> _TASK ITEM_: Return, word for word, every entry in the listing below, but not its images.
(MATERIAL PROVIDED begins)
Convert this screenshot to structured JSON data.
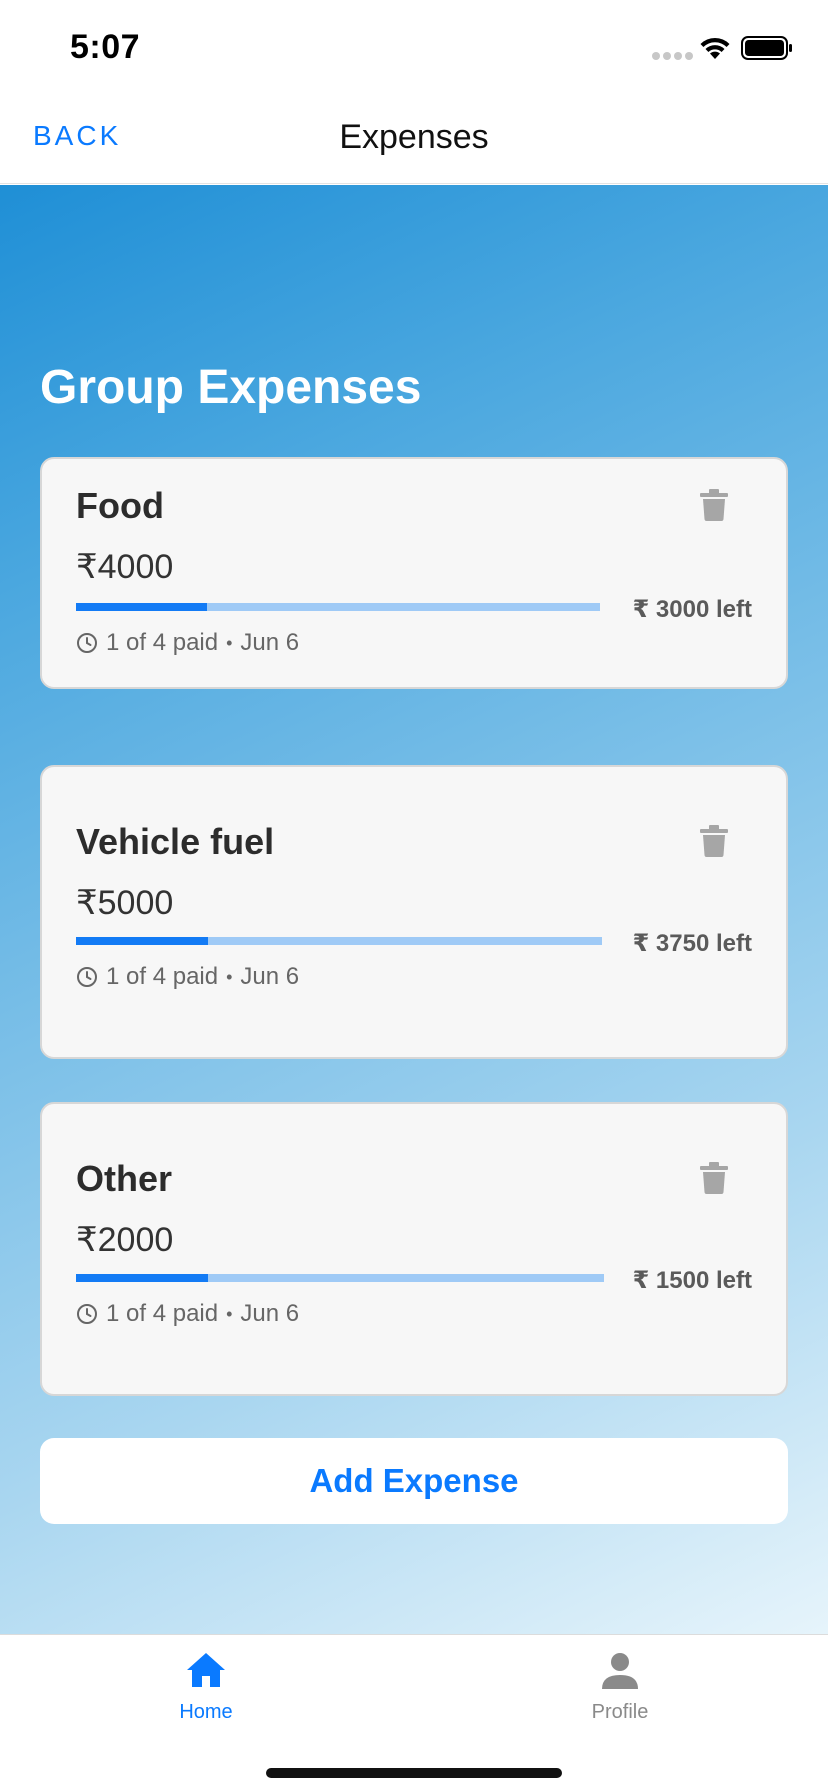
{
  "status_bar": {
    "time": "5:07"
  },
  "nav": {
    "back_label": "BACK",
    "title": "Expenses"
  },
  "main": {
    "section_title": "Group Expenses",
    "expenses": [
      {
        "name": "Food",
        "amount": "₹4000",
        "left_label": "₹ 3000 left",
        "paid_label": "1 of 4 paid",
        "date": "Jun 6",
        "paid_fraction": 0.25
      },
      {
        "name": "Vehicle fuel",
        "amount": "₹5000",
        "left_label": "₹ 3750 left",
        "paid_label": "1 of 4 paid",
        "date": "Jun 6",
        "paid_fraction": 0.25
      },
      {
        "name": "Other",
        "amount": "₹2000",
        "left_label": "₹ 1500 left",
        "paid_label": "1 of 4 paid",
        "date": "Jun 6",
        "paid_fraction": 0.25
      }
    ],
    "add_button_label": "Add Expense"
  },
  "tab_bar": {
    "tabs": [
      {
        "label": "Home",
        "icon": "home-icon",
        "active": true
      },
      {
        "label": "Profile",
        "icon": "person-icon",
        "active": false
      }
    ]
  },
  "colors": {
    "accent": "#0a7aff",
    "progress_fill": "#137bf5",
    "progress_track": "#9fcaf6"
  }
}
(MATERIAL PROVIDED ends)
> _TASK ANSWER_:
Convert this screenshot to structured JSON data.
{
  "status_bar": {
    "time": "5:07"
  },
  "nav": {
    "back_label": "BACK",
    "title": "Expenses"
  },
  "main": {
    "section_title": "Group Expenses",
    "expenses": [
      {
        "name": "Food",
        "amount": "₹4000",
        "left_label": "₹ 3000 left",
        "paid_label": "1 of 4 paid",
        "date": "Jun 6",
        "paid_fraction": 0.25
      },
      {
        "name": "Vehicle fuel",
        "amount": "₹5000",
        "left_label": "₹ 3750 left",
        "paid_label": "1 of 4 paid",
        "date": "Jun 6",
        "paid_fraction": 0.25
      },
      {
        "name": "Other",
        "amount": "₹2000",
        "left_label": "₹ 1500 left",
        "paid_label": "1 of 4 paid",
        "date": "Jun 6",
        "paid_fraction": 0.25
      }
    ],
    "add_button_label": "Add Expense"
  },
  "tab_bar": {
    "tabs": [
      {
        "label": "Home",
        "icon": "home-icon",
        "active": true
      },
      {
        "label": "Profile",
        "icon": "person-icon",
        "active": false
      }
    ]
  },
  "colors": {
    "accent": "#0a7aff",
    "progress_fill": "#137bf5",
    "progress_track": "#9fcaf6"
  }
}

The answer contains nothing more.